■ What this task involves
Check every line of the material below for the string "Vertex", and return the ones that have it.

■ Study material
* * * * * * *

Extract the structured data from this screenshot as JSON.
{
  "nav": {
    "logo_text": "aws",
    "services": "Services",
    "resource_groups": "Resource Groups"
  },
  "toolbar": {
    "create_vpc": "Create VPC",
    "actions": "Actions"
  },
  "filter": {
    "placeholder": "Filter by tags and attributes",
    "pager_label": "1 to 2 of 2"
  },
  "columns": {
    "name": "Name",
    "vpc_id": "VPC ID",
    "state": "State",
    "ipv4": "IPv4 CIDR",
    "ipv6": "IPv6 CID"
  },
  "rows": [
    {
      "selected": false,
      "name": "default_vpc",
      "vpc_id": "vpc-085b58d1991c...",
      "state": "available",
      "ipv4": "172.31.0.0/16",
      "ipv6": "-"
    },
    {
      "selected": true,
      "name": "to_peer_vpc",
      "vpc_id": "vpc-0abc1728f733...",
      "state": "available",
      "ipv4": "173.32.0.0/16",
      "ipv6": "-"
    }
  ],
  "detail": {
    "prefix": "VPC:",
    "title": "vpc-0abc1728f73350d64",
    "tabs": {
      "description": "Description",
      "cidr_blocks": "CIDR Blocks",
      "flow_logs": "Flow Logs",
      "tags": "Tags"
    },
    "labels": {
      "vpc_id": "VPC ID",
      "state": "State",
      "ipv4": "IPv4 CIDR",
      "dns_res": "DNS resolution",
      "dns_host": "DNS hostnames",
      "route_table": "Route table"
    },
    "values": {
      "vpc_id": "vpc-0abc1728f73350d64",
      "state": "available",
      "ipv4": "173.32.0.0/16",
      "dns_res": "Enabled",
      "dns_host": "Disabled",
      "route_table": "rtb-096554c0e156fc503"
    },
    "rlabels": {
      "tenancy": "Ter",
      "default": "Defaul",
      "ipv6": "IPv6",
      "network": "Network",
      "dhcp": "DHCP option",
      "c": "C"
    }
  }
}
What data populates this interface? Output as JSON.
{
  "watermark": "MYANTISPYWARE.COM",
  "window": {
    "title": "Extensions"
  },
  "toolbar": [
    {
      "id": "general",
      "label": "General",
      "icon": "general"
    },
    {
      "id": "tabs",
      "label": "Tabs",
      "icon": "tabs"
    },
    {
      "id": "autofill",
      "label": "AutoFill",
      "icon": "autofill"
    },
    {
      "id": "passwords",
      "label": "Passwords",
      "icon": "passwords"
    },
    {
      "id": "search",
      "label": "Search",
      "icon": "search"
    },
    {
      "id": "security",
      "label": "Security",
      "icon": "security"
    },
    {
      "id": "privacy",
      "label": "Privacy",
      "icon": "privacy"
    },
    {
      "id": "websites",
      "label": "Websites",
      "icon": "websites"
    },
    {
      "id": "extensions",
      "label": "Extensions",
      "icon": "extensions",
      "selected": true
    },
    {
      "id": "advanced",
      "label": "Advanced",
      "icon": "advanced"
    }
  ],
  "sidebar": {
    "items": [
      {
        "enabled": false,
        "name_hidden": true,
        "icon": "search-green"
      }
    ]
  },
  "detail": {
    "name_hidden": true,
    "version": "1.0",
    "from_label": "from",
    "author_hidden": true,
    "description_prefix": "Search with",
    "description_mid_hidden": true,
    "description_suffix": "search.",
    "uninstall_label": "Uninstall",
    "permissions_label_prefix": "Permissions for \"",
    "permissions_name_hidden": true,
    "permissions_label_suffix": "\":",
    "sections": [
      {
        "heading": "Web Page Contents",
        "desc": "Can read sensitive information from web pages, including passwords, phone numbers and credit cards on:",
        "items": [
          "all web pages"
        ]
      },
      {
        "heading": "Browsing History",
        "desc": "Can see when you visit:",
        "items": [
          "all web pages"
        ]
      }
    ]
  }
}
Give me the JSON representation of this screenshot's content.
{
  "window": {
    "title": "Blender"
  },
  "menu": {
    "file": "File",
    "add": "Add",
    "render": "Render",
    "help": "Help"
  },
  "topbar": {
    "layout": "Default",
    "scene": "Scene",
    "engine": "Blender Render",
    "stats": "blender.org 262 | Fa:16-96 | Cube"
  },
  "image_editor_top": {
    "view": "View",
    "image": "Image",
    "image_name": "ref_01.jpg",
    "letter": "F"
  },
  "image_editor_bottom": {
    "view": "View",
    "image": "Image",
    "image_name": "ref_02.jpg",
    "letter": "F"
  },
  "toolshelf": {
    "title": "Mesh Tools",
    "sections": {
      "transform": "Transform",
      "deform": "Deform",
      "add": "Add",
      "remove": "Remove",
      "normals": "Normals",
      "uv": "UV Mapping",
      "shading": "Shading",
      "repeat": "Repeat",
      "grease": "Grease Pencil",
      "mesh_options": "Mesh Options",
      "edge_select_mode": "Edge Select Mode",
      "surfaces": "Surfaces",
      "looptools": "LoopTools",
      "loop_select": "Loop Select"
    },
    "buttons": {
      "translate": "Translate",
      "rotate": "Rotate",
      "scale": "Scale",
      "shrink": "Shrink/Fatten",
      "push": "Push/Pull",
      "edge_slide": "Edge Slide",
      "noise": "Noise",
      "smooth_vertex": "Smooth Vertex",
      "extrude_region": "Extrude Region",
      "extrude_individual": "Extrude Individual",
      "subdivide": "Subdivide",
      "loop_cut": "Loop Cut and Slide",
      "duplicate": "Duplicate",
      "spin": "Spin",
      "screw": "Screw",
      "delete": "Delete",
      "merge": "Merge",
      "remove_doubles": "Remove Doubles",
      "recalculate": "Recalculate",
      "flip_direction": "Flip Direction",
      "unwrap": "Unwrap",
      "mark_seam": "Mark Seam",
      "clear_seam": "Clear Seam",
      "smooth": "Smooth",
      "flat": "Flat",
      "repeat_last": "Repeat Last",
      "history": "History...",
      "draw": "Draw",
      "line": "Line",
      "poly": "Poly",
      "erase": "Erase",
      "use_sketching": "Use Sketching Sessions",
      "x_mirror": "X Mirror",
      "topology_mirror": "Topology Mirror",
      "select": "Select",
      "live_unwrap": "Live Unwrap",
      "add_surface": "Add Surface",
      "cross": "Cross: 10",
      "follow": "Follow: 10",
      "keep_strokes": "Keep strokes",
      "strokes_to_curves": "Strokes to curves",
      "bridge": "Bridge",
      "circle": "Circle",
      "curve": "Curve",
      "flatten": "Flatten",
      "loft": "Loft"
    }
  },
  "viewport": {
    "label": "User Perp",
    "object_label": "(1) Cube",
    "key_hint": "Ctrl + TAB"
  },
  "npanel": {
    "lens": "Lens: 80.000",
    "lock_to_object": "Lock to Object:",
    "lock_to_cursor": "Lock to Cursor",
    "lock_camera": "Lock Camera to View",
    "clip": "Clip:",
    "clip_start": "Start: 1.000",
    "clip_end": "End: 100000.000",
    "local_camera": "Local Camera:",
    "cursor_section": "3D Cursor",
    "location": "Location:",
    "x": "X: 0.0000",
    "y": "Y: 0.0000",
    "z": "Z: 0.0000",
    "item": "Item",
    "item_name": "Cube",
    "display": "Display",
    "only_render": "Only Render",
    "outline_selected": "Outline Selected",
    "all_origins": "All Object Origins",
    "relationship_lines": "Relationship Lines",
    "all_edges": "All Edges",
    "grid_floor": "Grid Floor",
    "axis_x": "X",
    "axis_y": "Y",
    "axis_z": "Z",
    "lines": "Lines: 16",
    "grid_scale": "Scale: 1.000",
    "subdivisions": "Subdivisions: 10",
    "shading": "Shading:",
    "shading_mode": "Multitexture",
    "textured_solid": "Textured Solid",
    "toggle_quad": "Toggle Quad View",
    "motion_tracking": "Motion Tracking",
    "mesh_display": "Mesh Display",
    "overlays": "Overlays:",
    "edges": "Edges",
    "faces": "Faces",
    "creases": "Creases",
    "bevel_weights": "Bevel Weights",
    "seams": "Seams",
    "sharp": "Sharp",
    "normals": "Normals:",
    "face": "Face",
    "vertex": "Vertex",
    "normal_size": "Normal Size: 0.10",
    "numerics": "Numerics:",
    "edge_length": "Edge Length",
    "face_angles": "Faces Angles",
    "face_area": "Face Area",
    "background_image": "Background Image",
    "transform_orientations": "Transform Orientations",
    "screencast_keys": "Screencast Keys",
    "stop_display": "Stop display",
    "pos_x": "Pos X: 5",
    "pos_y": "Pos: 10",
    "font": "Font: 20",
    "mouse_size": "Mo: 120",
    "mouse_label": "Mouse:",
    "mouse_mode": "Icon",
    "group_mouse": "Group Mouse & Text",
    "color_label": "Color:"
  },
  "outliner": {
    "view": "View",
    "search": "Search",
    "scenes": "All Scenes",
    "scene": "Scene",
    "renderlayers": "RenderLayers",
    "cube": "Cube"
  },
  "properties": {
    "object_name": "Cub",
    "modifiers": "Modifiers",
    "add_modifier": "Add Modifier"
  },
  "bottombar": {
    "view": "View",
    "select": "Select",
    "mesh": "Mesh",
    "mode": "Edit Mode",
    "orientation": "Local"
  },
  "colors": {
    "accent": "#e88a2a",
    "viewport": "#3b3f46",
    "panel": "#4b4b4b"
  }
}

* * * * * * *

■ Task output
      "smooth_vertex": "Smooth Vertex",
    "vertex": "Vertex",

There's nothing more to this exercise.